-- Opening Marker --

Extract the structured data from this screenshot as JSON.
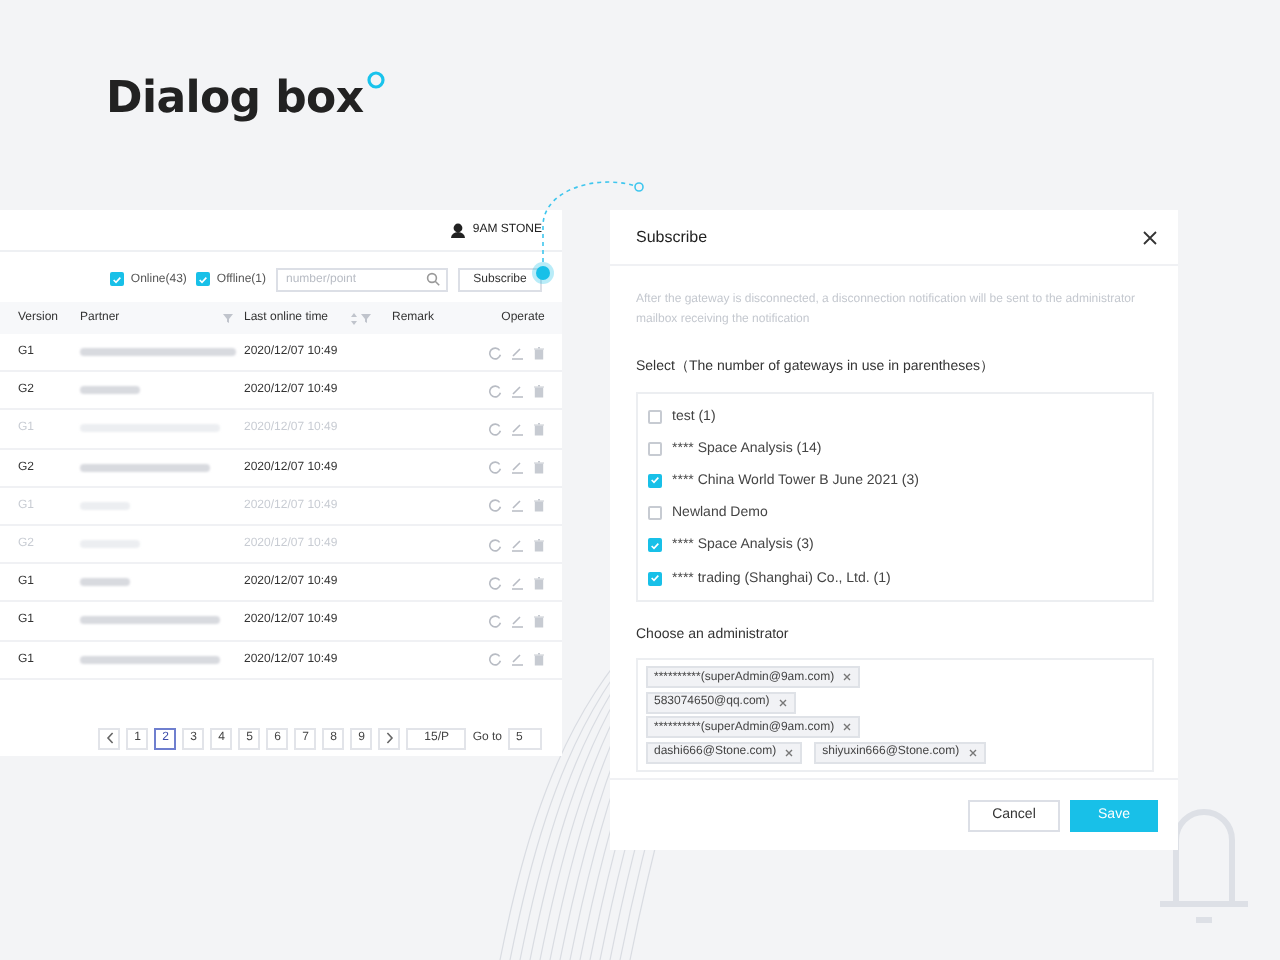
{
  "title": "Dialog box",
  "app": {
    "user": "9AM STONE",
    "filters": [
      {
        "label": "Online(43)",
        "checked": true
      },
      {
        "label": "Offline(1)",
        "checked": true
      }
    ],
    "search": {
      "placeholder": "number/point"
    },
    "subscribe_button": "Subscribe",
    "table": {
      "columns": [
        {
          "label": "Version",
          "kind": "plain"
        },
        {
          "label": "Partner",
          "kind": "filter"
        },
        {
          "label": "Last online time",
          "kind": "sort-filter"
        },
        {
          "label": "Remark",
          "kind": "plain"
        },
        {
          "label": "Operate",
          "kind": "plain"
        }
      ],
      "rows": [
        {
          "version": "G1",
          "time": "2020/12/07 10:49",
          "disabled": false
        },
        {
          "version": "G2",
          "time": "2020/12/07 10:49",
          "disabled": false
        },
        {
          "version": "G1",
          "time": "2020/12/07 10:49",
          "disabled": true
        },
        {
          "version": "G2",
          "time": "2020/12/07 10:49",
          "disabled": false
        },
        {
          "version": "G1",
          "time": "2020/12/07 10:49",
          "disabled": true
        },
        {
          "version": "G2",
          "time": "2020/12/07 10:49",
          "disabled": true
        },
        {
          "version": "G1",
          "time": "2020/12/07 10:49",
          "disabled": false
        },
        {
          "version": "G1",
          "time": "2020/12/07 10:49",
          "disabled": false
        },
        {
          "version": "G1",
          "time": "2020/12/07 10:49",
          "disabled": false
        }
      ]
    },
    "pagination": {
      "pages": [
        {
          "label": "1",
          "selected": false
        },
        {
          "label": "2",
          "selected": true
        },
        {
          "label": "3",
          "selected": false
        },
        {
          "label": "4",
          "selected": false
        },
        {
          "label": "5",
          "selected": false
        },
        {
          "label": "6",
          "selected": false
        },
        {
          "label": "7",
          "selected": false
        },
        {
          "label": "8",
          "selected": false
        },
        {
          "label": "9",
          "selected": false
        }
      ],
      "page_size": "15/P",
      "goto_label": "Go to",
      "goto_value": "5"
    }
  },
  "dialog": {
    "title": "Subscribe",
    "description": "After the gateway is disconnected, a disconnection notification will be sent to the administrator mailbox receiving the notification",
    "select_label": "Select（The number of gateways in use in parentheses）",
    "options": [
      {
        "label": "test  (1)",
        "checked": false
      },
      {
        "label": "**** Space Analysis (14)",
        "checked": false
      },
      {
        "label": "**** China World Tower B June 2021 (3)",
        "checked": true
      },
      {
        "label": "Newland Demo",
        "checked": false
      },
      {
        "label": "**** Space Analysis (3)",
        "checked": true
      },
      {
        "label": "**** trading (Shanghai) Co., Ltd. (1)",
        "checked": true
      }
    ],
    "admin_label": "Choose an administrator",
    "admins": [
      "**********(superAdmin@9am.com)",
      "583074650@qq.com)",
      "**********(superAdmin@9am.com)",
      "dashi666@Stone.com)",
      "shiyuxin666@Stone.com)"
    ],
    "buttons": [
      {
        "label": "Cancel",
        "kind": "default"
      },
      {
        "label": "Save",
        "kind": "primary"
      }
    ]
  }
}
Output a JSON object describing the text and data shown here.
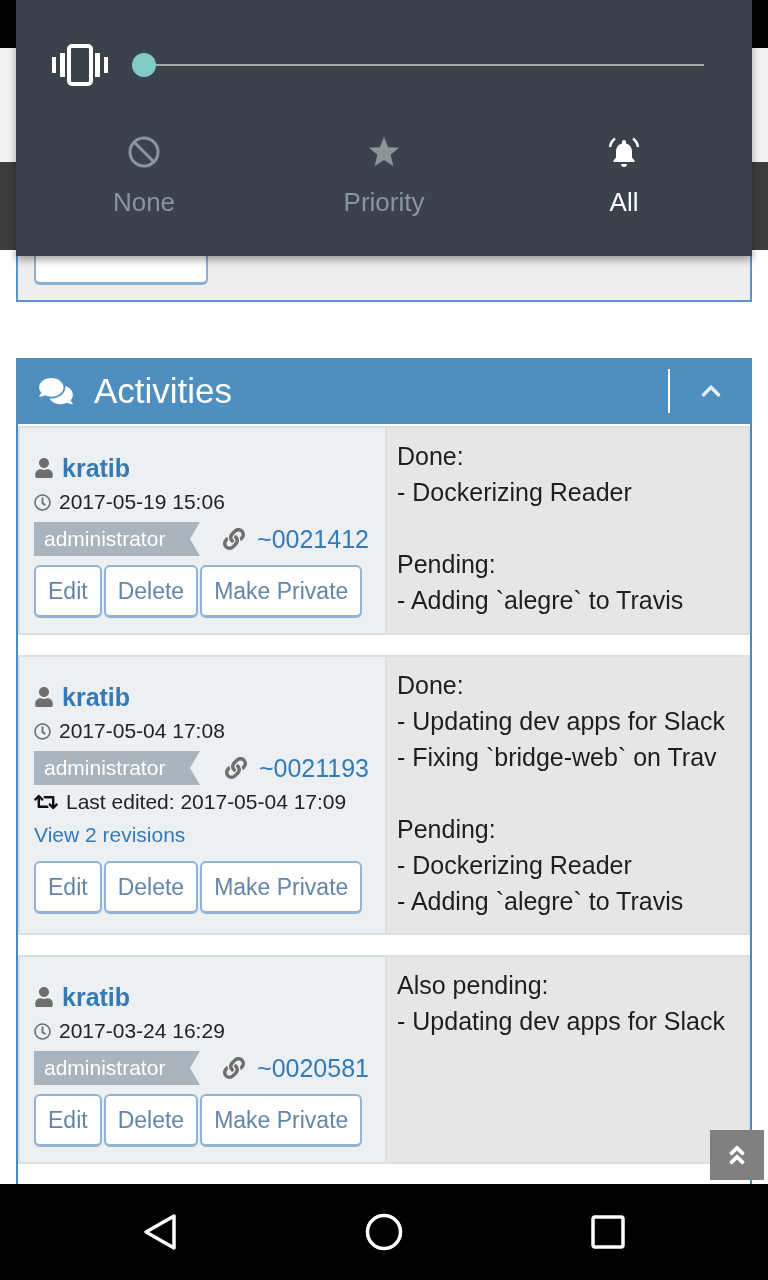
{
  "quick_settings": {
    "slider": {
      "level": 0
    },
    "modes": [
      {
        "label": "None",
        "selected": false
      },
      {
        "label": "Priority",
        "selected": false
      },
      {
        "label": "All",
        "selected": true
      }
    ]
  },
  "activities": {
    "title": "Activities",
    "expanded": true,
    "entries": [
      {
        "author": "kratib",
        "time": "2017-05-19 15:06",
        "role": "administrator",
        "ref": "~0021412",
        "actions": [
          "Edit",
          "Delete",
          "Make Private"
        ],
        "note": [
          [
            "Done:",
            "- Dockerizing Reader"
          ],
          [
            "Pending:",
            "- Adding `alegre` to Travis"
          ]
        ]
      },
      {
        "author": "kratib",
        "time": "2017-05-04 17:08",
        "role": "administrator",
        "ref": "~0021193",
        "edited": "Last edited: 2017-05-04 17:09",
        "revisions": "View 2 revisions",
        "actions": [
          "Edit",
          "Delete",
          "Make Private"
        ],
        "note": [
          [
            "Done:",
            "- Updating dev apps for Slack",
            "- Fixing `bridge-web` on Trav"
          ],
          [
            "Pending:",
            "- Dockerizing Reader",
            "- Adding `alegre` to Travis"
          ]
        ]
      },
      {
        "author": "kratib",
        "time": "2017-03-24 16:29",
        "role": "administrator",
        "ref": "~0020581",
        "actions": [
          "Edit",
          "Delete",
          "Make Private"
        ],
        "note": [
          [
            "Also pending:",
            "- Updating dev apps for Slack"
          ]
        ]
      }
    ]
  }
}
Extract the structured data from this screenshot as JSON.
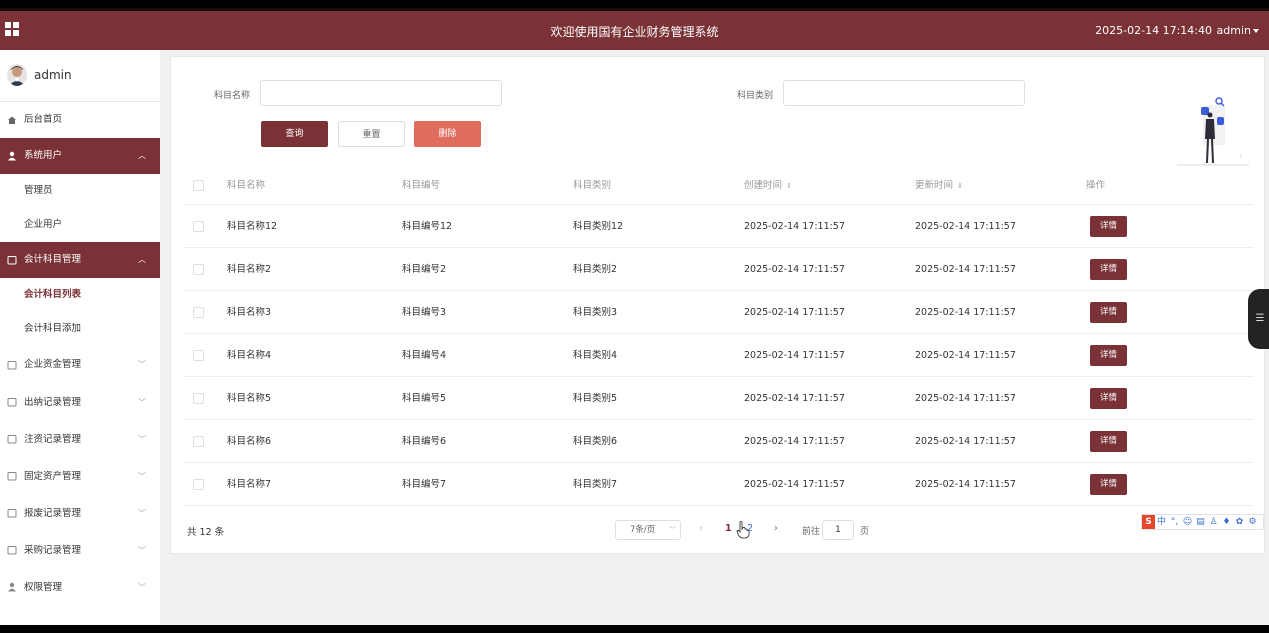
{
  "header": {
    "title": "欢迎使用国有企业财务管理系统",
    "datetime": "2025-02-14 17:14:40",
    "user": "admin"
  },
  "sidebar": {
    "user_name": "admin",
    "items": [
      {
        "label": "后台首页",
        "icon": "home-icon"
      },
      {
        "label": "系统用户",
        "icon": "user-icon",
        "expanded": true,
        "children": [
          {
            "label": "管理员"
          },
          {
            "label": "企业用户"
          }
        ]
      },
      {
        "label": "会计科目管理",
        "icon": "folder-icon",
        "expanded": true,
        "children": [
          {
            "label": "会计科目列表",
            "active": true
          },
          {
            "label": "会计科目添加"
          }
        ]
      },
      {
        "label": "企业资金管理",
        "icon": "folder-icon"
      },
      {
        "label": "出纳记录管理",
        "icon": "folder-icon"
      },
      {
        "label": "注资记录管理",
        "icon": "folder-icon"
      },
      {
        "label": "固定资产管理",
        "icon": "folder-icon"
      },
      {
        "label": "报废记录管理",
        "icon": "folder-icon"
      },
      {
        "label": "采购记录管理",
        "icon": "folder-icon"
      },
      {
        "label": "权限管理",
        "icon": "user-icon"
      }
    ]
  },
  "search": {
    "name_label": "科目名称",
    "name_value": "",
    "category_label": "科目类别",
    "category_value": "",
    "query_btn": "查询",
    "reset_btn": "重置",
    "delete_btn": "删除"
  },
  "table": {
    "columns": [
      "科目名称",
      "科目编号",
      "科目类别",
      "创建时间",
      "更新时间",
      "操作"
    ],
    "rows": [
      {
        "name": "科目名称12",
        "code": "科目编号12",
        "category": "科目类别12",
        "created": "2025-02-14 17:11:57",
        "updated": "2025-02-14 17:11:57",
        "action": "详情"
      },
      {
        "name": "科目名称2",
        "code": "科目编号2",
        "category": "科目类别2",
        "created": "2025-02-14 17:11:57",
        "updated": "2025-02-14 17:11:57",
        "action": "详情"
      },
      {
        "name": "科目名称3",
        "code": "科目编号3",
        "category": "科目类别3",
        "created": "2025-02-14 17:11:57",
        "updated": "2025-02-14 17:11:57",
        "action": "详情"
      },
      {
        "name": "科目名称4",
        "code": "科目编号4",
        "category": "科目类别4",
        "created": "2025-02-14 17:11:57",
        "updated": "2025-02-14 17:11:57",
        "action": "详情"
      },
      {
        "name": "科目名称5",
        "code": "科目编号5",
        "category": "科目类别5",
        "created": "2025-02-14 17:11:57",
        "updated": "2025-02-14 17:11:57",
        "action": "详情"
      },
      {
        "name": "科目名称6",
        "code": "科目编号6",
        "category": "科目类别6",
        "created": "2025-02-14 17:11:57",
        "updated": "2025-02-14 17:11:57",
        "action": "详情"
      },
      {
        "name": "科目名称7",
        "code": "科目编号7",
        "category": "科目类别7",
        "created": "2025-02-14 17:11:57",
        "updated": "2025-02-14 17:11:57",
        "action": "详情"
      }
    ]
  },
  "pager": {
    "total": "共 12 条",
    "page_size": "7条/页",
    "pages": [
      "1",
      "2"
    ],
    "current": "1",
    "goto_label": "前往",
    "goto_value": "1",
    "goto_unit": "页"
  },
  "ime": {
    "items": [
      "中",
      "°,",
      "☺",
      "▤",
      "♙",
      "♦",
      "✿",
      "⚙"
    ]
  },
  "colors": {
    "brand": "#7b3236",
    "danger": "#e06c5e"
  }
}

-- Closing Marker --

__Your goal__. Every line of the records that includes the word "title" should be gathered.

__Solution to this task__.
  "title": "Dialog box",
    "title": "Subscribe",
    "title": "Activities",
    "title": "欢迎使用国有企业财务管理系统",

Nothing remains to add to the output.